There are 10 posts.
Like little pebbles in a stream, words get worn down with age; the more we use them, the less they come to resemble their original meanings. This is not to say we need to protect words from overuse or misuse – language is not owned by anyone, and the Oxford Dictionaries describe changing attitudes to […]more
Plump, dirty, and riddled with dimples, the humble potato rarely gets the attention it deserves — unless, of course, Peru and Chile are arguing over who produced them first. I think potatoes should fill us with a sense of awe. Hear me out. Not only can they be scalloped, mashed, and French fried, but potatoes […]more
Friday 13th has long been considered an unlucky day in the West, at least by some people; this dates back to the Middle Ages. Though it’s often treated whimsically, a word for a phobia of the day has been suggested: paraskevidekatriaphobia, by analogy with the existing word for a phobia of the number 13, triskaidekaphobia. […]more

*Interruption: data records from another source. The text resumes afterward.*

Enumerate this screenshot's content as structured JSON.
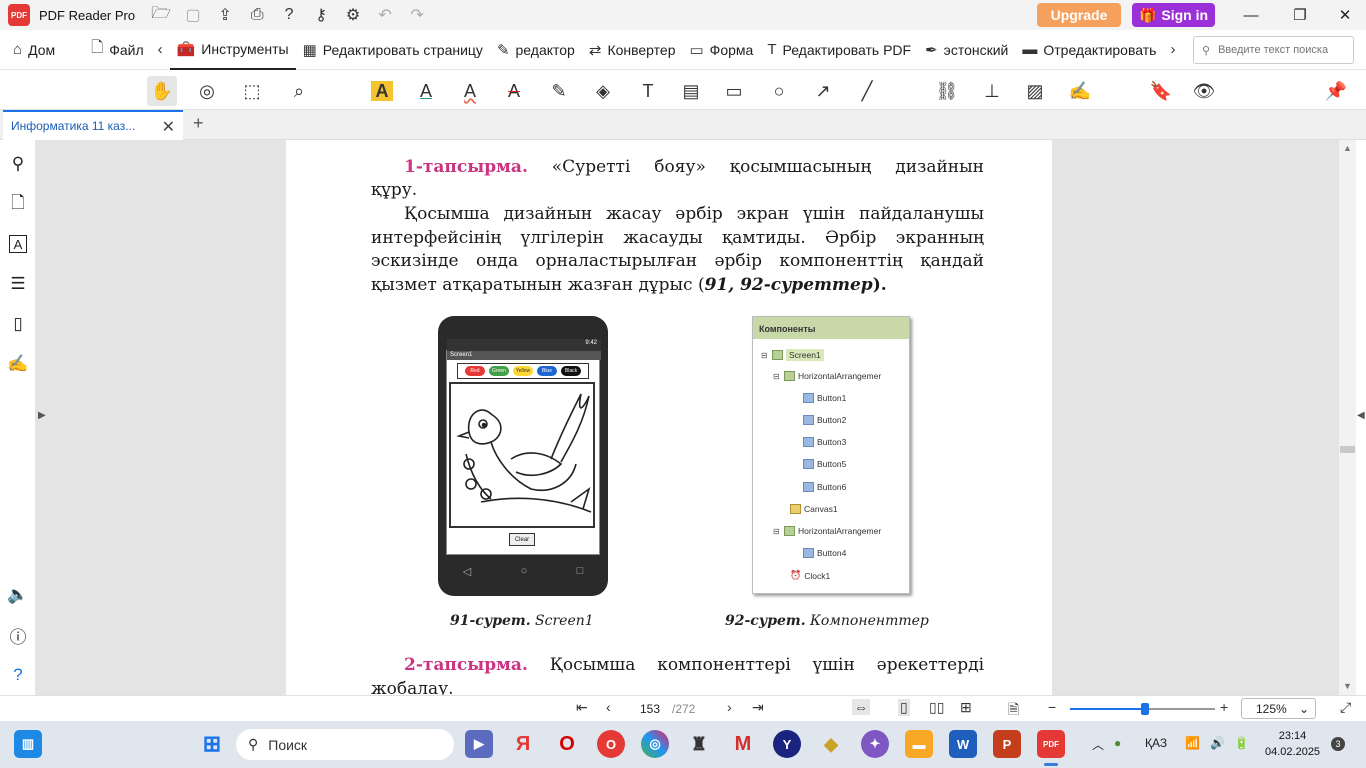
{
  "titlebar": {
    "logo_text": "PDF",
    "app_title": "PDF Reader Pro",
    "upgrade_label": "Upgrade",
    "signin_label": "Sign in",
    "minimize": "—",
    "maximize": "❐",
    "close": "✕"
  },
  "menu": {
    "items": [
      "Дом",
      "Файл",
      "Инструменты",
      "Редактировать страницу",
      "редактор",
      "Конвертер",
      "Форма",
      "Редактировать PDF",
      "эстонский",
      "Отредактировать"
    ],
    "active": "Инструменты",
    "search_placeholder": "Введите текст поиска"
  },
  "tab": {
    "title": "Информатика 11 каз...",
    "close": "✕",
    "new_tab": "+"
  },
  "document": {
    "task1_label": "1-тапсырма.",
    "task1_line1": "«Суретті бояу» қосымшасының дизайнын",
    "task1_line2": "құру.",
    "para_line1": "Қосымша дизайнын жасау әрбір экран үшін пайдаланушы",
    "para_line2": "интерфейсінің үлгілерін жасауды қамтиды. Әрбір экранның",
    "para_line3": "эскизінде онда орналастырылған әрбір компоненттің қандай",
    "para_line4_start": "қызмет атқаратынын жазған дұрыс (",
    "para_line4_ref": "91, 92-суреттер",
    "para_line4_end": ").",
    "phone": {
      "screen_title": "Screen1",
      "buttons": [
        "Red",
        "Green",
        "Yellow",
        "Blue",
        "Black"
      ],
      "button_colors": [
        "#e53935",
        "#43a047",
        "#fdd835",
        "#1e66d0",
        "#111111"
      ],
      "clear_label": "Clear",
      "time": "9:42"
    },
    "components": {
      "header": "Компоненты",
      "items": [
        "Screen1",
        "HorizontalArrangemer",
        "Button1",
        "Button2",
        "Button3",
        "Button5",
        "Button6",
        "Canvas1",
        "HorizontalArrangemer",
        "Button4",
        "Clock1"
      ]
    },
    "caption1_bold": "91-сурет.",
    "caption1_text": "Screen1",
    "caption2_bold": "92-сурет.",
    "caption2_text": "Компоненттер",
    "task2_label": "2-тапсырма.",
    "task2_line1": "Қосымша компоненттері үшін әрекеттерді",
    "task2_line2": "жобалау."
  },
  "status": {
    "current_page": "153",
    "total_pages": "/272",
    "zoom": "125%",
    "zoom_fraction": 0.52
  },
  "taskbar": {
    "search_label": "Поиск",
    "lang": "ҚАЗ",
    "time": "23:14",
    "date": "04.02.2025",
    "notifications": "3"
  }
}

From one of the first Mr Men and one of the seven dwarves to happy hour, happy is a word that crops up from childhood onwards. We take a look at how it has been used in the English language in various idioms, as well as its history and some synonyms. Happy through the years […]more
The names of animals are probably among the first things learnt by a student of a language, yet knowing the names of animals doesn’t always help when it comes to their associated adjectives—in fact, sometimes it can be downright confusing. Latin-derived adjectives Most of the formal adjectives that relate to animals are not derived from […]more

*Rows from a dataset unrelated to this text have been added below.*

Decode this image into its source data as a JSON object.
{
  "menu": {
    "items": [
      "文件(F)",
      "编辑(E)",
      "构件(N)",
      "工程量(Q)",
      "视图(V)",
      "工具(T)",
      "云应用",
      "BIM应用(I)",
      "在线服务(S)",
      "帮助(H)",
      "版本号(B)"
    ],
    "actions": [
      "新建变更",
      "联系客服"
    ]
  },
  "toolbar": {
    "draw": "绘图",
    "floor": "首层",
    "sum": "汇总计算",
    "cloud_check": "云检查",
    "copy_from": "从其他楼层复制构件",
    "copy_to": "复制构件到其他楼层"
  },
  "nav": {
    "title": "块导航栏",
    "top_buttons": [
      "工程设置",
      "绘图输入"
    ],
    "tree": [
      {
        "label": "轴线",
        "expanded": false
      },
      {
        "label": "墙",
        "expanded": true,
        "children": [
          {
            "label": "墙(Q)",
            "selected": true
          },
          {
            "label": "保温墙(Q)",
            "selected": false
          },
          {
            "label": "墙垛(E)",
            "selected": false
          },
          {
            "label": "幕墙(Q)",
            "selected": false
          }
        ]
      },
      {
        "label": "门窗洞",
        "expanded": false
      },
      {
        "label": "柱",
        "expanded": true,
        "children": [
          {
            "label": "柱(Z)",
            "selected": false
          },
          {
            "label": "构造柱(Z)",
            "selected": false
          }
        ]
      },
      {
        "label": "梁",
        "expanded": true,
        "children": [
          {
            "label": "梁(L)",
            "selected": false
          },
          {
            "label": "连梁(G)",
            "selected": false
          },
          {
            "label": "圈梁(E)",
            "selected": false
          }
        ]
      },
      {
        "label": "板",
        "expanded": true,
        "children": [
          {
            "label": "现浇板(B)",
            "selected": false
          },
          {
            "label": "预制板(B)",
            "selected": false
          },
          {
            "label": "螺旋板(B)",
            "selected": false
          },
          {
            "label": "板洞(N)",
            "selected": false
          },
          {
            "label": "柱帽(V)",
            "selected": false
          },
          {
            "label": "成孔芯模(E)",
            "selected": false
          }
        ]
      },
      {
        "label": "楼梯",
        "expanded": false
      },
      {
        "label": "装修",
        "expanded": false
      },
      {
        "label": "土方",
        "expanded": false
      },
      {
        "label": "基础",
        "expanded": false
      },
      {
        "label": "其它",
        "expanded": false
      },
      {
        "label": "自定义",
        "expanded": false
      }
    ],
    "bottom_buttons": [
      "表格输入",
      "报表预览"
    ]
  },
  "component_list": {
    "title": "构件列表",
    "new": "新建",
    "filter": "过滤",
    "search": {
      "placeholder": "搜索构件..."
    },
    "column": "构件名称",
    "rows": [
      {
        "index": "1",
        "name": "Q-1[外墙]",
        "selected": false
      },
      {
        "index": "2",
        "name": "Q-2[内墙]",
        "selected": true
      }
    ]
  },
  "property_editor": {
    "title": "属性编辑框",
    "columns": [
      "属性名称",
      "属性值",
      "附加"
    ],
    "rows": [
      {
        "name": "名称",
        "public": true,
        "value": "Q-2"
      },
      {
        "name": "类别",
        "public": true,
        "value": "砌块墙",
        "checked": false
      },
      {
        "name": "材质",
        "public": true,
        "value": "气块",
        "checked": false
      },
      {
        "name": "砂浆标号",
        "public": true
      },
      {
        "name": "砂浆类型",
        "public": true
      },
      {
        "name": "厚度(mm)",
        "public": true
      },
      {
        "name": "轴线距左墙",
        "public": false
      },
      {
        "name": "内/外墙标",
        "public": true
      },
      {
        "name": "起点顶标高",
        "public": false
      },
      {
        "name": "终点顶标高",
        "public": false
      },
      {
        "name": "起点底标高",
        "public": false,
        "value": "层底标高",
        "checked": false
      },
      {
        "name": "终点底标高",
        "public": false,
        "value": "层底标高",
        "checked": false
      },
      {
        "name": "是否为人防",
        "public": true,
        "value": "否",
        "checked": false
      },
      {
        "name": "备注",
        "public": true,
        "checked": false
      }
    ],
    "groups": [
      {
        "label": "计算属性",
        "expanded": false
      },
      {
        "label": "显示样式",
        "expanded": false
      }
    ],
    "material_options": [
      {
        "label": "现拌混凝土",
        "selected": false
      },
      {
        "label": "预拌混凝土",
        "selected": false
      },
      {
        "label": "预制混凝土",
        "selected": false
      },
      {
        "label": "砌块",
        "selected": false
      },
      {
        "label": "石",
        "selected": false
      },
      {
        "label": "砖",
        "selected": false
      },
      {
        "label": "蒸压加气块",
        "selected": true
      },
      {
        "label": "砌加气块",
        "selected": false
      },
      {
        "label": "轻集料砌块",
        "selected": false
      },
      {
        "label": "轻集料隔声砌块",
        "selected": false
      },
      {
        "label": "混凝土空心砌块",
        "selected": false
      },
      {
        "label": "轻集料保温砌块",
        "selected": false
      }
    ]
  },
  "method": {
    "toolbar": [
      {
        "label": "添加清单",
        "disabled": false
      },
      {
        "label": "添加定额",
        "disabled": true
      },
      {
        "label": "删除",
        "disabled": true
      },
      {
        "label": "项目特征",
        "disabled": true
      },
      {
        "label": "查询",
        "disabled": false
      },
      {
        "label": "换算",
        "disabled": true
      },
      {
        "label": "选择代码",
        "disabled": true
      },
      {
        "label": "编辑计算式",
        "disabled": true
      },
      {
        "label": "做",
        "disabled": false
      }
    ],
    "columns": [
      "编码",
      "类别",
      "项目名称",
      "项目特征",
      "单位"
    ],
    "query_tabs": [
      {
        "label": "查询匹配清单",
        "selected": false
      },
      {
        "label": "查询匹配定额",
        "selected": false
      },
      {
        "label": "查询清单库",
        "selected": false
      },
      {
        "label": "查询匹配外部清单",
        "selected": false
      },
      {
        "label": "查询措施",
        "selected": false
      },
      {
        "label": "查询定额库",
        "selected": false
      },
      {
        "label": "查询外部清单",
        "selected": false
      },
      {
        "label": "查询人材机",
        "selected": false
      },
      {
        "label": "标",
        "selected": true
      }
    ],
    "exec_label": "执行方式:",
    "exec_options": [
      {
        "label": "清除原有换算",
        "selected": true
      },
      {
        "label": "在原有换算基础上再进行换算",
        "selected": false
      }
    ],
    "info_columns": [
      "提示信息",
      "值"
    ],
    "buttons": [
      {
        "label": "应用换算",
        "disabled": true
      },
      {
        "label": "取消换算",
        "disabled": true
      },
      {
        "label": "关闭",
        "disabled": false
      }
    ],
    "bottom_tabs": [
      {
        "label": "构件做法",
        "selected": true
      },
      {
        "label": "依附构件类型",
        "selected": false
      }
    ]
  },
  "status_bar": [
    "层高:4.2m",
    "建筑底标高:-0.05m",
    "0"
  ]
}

Loathsome. Wretched. Horrible. These were the words used on a recent Twitter debate about a new usage. If it had gone on much longer, people would doubtless have weighed in with the other heavy hitters of language criticism: Clumsy! Infelicitous! Abomination! Why or how these new usages merit such opprobrium is never explained objectively. After […]more